Karachi: The decision of the committee of joint session of parliament to approve the Anti-Honour Killing Laws Bill 2016 and Anti-Rape Laws Bill 2016 is a most welcome and much-needed development, although of course, a little too late.
The bills will now be presented for a vote before a joint sitting of parliament. Under the first law, relatives of the victim would only be able to pardon the killer of capital punishment, but the perpetrator would still face a mandatory life sentence of twelve and a half years, while the second law allows for the conducting of DNA tests on both the victim and the alleged perpetrator.
To make anti-honour killing laws more severe, it has been proposed that the accused gets life imprisonment of 25 years even if he gets a waiver under Qisas or Diyat and it will also be non-commutable.
While this is a most reassuring development, a look at honour killing related statistics show that successive governments have been criminally negligent in failing to present this legislation earlier.
Nearly 4,000 women have been murdered by relatives between 2008 and 2015 under the pretext of protecting ‘honour’, yet parliament has been dragging its feet over the matter. According to Aurat Foundation, Punjab alone has over half the number of such murders. Of the 344 women killed in 2015, 170 occurred in Punjab, with the second-highest figure of 116 in Sindh, and 30 and 24 in Khyber-Pakhtunkhwa and Balochistan, respectively.
These numbers and increasing public debate over the years should have persuaded those in power to pass the legislation much earlier. It appears that it took the tragic murder of Qandeel Baloch and the uproar it caused for the government to be finally jolted into action, but as important as it is to appreciate the development, it is impossible to ignore that had this legislation been passed in time, perhaps lives could have been saved or at least the guilty punished.

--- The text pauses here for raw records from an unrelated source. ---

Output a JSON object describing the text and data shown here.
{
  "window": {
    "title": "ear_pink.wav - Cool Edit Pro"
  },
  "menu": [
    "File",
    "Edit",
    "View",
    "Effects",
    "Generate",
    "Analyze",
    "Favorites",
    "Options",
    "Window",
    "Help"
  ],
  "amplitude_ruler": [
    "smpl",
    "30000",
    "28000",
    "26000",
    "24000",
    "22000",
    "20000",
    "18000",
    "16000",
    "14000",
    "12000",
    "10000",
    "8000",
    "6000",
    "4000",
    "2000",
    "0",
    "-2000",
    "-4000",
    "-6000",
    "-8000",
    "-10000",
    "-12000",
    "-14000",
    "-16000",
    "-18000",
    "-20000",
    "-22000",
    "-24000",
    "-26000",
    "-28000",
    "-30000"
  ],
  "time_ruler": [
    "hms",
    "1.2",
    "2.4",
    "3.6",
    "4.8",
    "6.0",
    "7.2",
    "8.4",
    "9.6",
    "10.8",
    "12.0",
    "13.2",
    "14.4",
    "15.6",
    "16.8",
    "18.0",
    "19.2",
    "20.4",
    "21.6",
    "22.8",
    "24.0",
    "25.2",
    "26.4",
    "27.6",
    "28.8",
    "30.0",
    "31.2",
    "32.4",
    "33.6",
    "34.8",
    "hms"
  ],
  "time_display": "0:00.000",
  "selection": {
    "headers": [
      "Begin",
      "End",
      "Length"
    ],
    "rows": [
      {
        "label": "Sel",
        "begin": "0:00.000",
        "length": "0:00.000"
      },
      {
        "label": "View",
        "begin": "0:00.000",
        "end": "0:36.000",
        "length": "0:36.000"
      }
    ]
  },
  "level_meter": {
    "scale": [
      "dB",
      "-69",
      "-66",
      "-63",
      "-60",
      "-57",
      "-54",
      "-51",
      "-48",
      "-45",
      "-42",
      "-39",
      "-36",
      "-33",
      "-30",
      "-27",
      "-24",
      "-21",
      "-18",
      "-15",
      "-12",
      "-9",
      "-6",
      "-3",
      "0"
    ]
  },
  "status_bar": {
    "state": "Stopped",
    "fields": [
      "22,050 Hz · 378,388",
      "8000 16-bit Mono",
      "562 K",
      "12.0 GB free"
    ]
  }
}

In the case of Ms Baloch, the state has become a complainant but one usually sees such murders go unpunished. Women’s lives are their own, not those of the men in their families, to be abused and murdered, as the state watches the massacre silently. It is hoped that this time, promises are kept because a failure to uphold them will be a crime of the highest order.